Residents approve $549,000 hike in 2010-11 levy but tell officials they should tighten belts on spending
Grafton School District residents on Monday approved a $16.6 million levy to support the 2010-11 budget, but the favorable vote at the annual meeting didn’t come until several of them criticized a 3.4% tax-rate increase included in the spending plan.
“The citizens of Grafton face the same problems as you do,” resident Janiece Magestro told School Board members. “Can’t you guys learn to live within your budget like everybody else?”
Magestro was one of about 10 village and town residents who spoke against the proposed budget, which school officials said was pared to minimize cost without affecting the quality of education.
“We are living within the law established for school districts,” Board Treasurer Paul Lorge told an audience of more than 100 people. “We are within the state levy limit.”
During a budget presentation, Lorge said school officials were aware of the negative reaction to a 13.3% tax-rate hike in last year’s budget, an increase he said resulted largely because of $1 million reduction in state equalized aid.

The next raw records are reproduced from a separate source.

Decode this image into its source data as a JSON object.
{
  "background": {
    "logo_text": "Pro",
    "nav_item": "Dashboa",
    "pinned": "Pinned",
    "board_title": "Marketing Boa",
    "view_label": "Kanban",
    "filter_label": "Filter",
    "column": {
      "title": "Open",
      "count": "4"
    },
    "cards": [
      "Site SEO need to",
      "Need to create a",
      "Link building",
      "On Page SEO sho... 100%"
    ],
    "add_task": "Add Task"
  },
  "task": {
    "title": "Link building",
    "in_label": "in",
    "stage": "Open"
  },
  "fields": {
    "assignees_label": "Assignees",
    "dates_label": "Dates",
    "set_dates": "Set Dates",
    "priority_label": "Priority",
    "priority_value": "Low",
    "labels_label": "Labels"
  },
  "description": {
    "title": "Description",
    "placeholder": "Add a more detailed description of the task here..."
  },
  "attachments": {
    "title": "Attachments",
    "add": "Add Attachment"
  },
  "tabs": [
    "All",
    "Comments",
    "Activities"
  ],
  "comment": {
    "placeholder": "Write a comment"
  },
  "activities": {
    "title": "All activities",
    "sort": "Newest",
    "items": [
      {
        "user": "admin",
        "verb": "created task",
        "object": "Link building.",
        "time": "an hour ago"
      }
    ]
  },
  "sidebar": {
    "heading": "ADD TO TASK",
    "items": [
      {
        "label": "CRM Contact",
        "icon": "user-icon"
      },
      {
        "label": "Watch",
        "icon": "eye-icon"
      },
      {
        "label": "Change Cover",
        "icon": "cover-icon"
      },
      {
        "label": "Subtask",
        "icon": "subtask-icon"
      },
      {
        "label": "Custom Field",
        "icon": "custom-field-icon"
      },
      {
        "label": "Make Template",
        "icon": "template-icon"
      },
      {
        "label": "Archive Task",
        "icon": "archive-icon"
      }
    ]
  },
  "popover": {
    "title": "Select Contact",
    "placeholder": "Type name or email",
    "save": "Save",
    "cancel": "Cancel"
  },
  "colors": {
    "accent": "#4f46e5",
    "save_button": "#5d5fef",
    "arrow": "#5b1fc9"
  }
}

This year, the district received $7.2 million in state aid — $130,000 more than originally expected — but still faces other expenditure increases, Lorge said. The largest increase is a 3.4% hike in salaries and benefits for teachers as part of a two-year contract with the Grafton Education Association.
A $549,000 increase in the 2010-11 levy “represents our contractual obligation to the GEA,” Lorge said.
The budget, which will not be finalized by the board until late October, calls for a tax rate of $10.79 per $1,000 of equalized valuation, up 36 cents from 2009-10.
Based on the new rate, the owner of a $250,000 house would pay $2,698 in taxes, or $89 more, to support school spending in 2010-11. The owner of a $300,000 home would pay $3,238, or $107 more.
The 68-27 vote adopting the levy came after a number of residents said the board should work harder to reduce costs.
Several residents questioned why teachers aren’t required to pay for health insurance. Lorge said the contract was negotiated as a package deal including salaries and benefits, so covering insurance premiums actually limited pay increases.
Lorge said 29 teachers chose not to receive coverage through the negotiated insurance plan, saving the district more than $300,000.
Town of Grafton resident Paul Voelker said district taxpayers have been overburdened with rising expenses and urged voters to reject the proposed levy.
“In light of what’s going on with the economy, I don’t know how we can justify asking people of this community to pay another 3.4%,” Voelker said.
Voelker made a motion to keep the levy at last year’s level of $16 million and received a second, but the proposal failed on a voice vote.
Several other residents, including teachers, defended the proposed budget as a necessity to maintain quality education.
“Keep in mind that Grafton is a very good school district,” resident Mike Dempsey said. “People move here because of the schools, not the dam or other things.”
Grafton Town Chairman Lester Bartel also praised the board for its budget preparation but said district officials “need to address the practice of continued levy increases.”
“No other taxing district in Ozaukee County is close to the two-year increases that the school district has had,” Bartel said. “That’s unmaintainable over the long term.”
The $16.6 million levy includes $15.2 million for general-fund expenses and $1.37 million for debt service. Total expenses of $24 million in the general fund include $16.7 million for salaries and benefits.
In addition to adopting the levy, voters approved $100 increases in the annual salaries for board members. The president, vice president, clerk and treasurer will now be paid $1,450, with all other members receiving $1,350.